This was originally published on 3 August 2009
While I don't want to make DTE a question and answer blog, I do want to address a question Donetta posed last week. In part, she wrote:
I see your Dear Hanno laboring in the garden often in your images. What percentage of the physical labor are you able to tend to in the garden? You see many of us women have this heart and the efforts tend to come from our hand. I think it would encourage us to see that it is your combined physical efforts that achieve those awesome wonders grown on your hand. It is a very different story if the woman tends to much if not all of the hard labor of tending the earth. Truly Rhonda do you do the hard labor too?
Donetta and friends, our work here is truly a partnership. Sometimes one of us may do hard work while the other doesn't, but overall, it evens out. We have tended to divide our work according to what we like doing and what we're good at. We both work in our community, me as the manager of our local Neighbourhood Centre, which I do twice a week + extra bits and pieces at home, Hanno drives the bus from the Centre to take elders on shopping trips and to pick up food from the Foodbank. He does that about once a month. We consider that work is part of our normal weekly work.
But on a daily basis, Hanno likes working outside and does most of the gardening. However, I set up the gardens with one of our sons when we first came to live here 12 years ago, and carried on gardening over the years until Hanno took over when he retired about three years ago. Now, he does the day to day tending of the gardens, while I sow seeds, tend seedlings and look after the worm farm. I harvest and still plant a few things, but Hanno likes everything tidy and in straight lines and I'm not a straight line gardener, so I usually leave it to him.
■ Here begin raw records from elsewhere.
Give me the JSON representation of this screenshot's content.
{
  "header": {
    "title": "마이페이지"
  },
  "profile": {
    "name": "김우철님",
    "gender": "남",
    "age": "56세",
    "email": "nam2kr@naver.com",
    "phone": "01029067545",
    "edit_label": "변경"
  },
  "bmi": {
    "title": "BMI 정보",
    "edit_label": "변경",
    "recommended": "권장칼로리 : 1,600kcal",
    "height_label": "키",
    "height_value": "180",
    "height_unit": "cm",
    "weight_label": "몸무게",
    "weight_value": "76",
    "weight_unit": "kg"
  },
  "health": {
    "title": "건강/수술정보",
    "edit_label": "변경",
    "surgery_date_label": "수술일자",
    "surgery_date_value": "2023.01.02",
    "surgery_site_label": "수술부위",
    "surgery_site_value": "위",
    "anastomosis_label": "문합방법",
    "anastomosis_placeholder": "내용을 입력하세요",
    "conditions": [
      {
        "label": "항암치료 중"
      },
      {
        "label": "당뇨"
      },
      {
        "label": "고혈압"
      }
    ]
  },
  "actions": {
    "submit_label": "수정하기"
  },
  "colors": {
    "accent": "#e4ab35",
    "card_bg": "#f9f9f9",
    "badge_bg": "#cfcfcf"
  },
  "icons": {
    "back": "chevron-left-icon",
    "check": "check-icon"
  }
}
These are the seedlings Hanno planted before the wedding earlier in the year. Shane and Sarndra married in our garden in June 2009. It was a beautiful family garden wedding, made better by the gardening Hanno did beforehand.
I do most of the inside work - the baking, cooking, cleaning etc but now that I'm writing my book and a monthly column for a magazine, writing is a large part of my daily work now, so Hanno helps with the laundry and some cleaning. Now that we're here by ourselves now, that is minimal. When we clean something it tends to stay clean - unlike when our boys lived at home; we do laundry about once a week.
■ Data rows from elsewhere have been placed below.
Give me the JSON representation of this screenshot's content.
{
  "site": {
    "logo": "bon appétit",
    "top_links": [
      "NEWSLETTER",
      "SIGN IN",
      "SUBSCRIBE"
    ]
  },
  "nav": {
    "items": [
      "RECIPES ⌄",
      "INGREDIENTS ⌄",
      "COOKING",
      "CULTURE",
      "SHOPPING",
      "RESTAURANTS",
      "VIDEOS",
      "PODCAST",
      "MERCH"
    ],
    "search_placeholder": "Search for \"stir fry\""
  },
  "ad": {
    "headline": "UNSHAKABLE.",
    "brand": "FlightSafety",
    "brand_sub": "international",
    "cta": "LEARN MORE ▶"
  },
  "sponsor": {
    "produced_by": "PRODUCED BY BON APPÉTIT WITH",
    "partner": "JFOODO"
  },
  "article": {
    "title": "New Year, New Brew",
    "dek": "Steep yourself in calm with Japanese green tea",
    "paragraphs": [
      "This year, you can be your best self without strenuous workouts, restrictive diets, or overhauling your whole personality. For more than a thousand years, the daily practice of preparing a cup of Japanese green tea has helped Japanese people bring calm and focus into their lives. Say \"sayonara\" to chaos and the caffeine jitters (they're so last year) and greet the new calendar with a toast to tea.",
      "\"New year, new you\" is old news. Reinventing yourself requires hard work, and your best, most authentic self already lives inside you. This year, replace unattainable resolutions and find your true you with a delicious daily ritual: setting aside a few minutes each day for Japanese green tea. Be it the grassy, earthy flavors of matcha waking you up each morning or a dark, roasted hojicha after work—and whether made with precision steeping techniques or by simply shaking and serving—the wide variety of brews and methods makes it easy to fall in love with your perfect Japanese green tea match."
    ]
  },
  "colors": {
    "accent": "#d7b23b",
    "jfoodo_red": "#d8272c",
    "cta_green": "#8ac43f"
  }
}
We each work on our little projects - Hanno's are usually outside and mine inside. Hanno worked on making a new lid for the worm farm today while I recovered from a bout of the flu, the first I've had in years. When I work inside I'll do a project like the oil lamps, make soap, sew, knit or mend; at the moment I'm knitting a jumper for Hanno. When Hanno is outside his projects are things like mowing the lawn, making compost, tending the chooks, house and car maintenance.
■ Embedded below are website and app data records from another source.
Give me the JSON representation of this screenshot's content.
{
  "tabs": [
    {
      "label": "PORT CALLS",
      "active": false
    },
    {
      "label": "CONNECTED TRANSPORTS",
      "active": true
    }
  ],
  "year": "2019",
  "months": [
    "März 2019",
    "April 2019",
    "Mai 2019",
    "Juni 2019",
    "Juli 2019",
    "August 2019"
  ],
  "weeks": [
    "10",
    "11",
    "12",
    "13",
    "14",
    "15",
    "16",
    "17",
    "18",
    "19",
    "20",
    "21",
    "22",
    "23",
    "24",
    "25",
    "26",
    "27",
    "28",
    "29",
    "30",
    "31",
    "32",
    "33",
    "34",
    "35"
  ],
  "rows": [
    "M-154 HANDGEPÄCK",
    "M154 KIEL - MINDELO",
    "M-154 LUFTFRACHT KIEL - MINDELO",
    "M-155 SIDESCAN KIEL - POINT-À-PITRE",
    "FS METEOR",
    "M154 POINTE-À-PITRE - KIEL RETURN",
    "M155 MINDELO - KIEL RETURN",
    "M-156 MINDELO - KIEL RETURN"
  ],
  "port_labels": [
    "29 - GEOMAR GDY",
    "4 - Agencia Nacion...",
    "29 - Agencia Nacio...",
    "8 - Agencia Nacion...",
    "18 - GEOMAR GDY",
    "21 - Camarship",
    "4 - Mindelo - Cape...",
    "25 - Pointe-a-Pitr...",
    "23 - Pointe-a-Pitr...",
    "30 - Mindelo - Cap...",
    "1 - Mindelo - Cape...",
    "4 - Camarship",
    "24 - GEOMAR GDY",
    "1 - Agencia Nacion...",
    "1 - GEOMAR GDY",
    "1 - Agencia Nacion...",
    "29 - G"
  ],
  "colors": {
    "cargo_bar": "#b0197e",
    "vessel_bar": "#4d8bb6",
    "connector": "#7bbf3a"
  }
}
I have to tell you, none of it seems like hard labour, although in the past I would have seen it as such. Now there is a gentle flow to most days. We rise when we feel like it, we work at whatever task or project we choose for that day along with the normal daily chores. At 10 am each day, tea is taken on the front veranda and we take the time to relax and talk about what we're doing and what we have planned. If we don't want to work, we don't. But we both know that if we want to live this way for a long time, there is work to be done, so we get to and do it. Not every day is a diamond but generally the work we do is enjoyable, gratifying and enriching - not only in what it gives our home but also in what it gives us.
How do you divide up the work to be done at your home?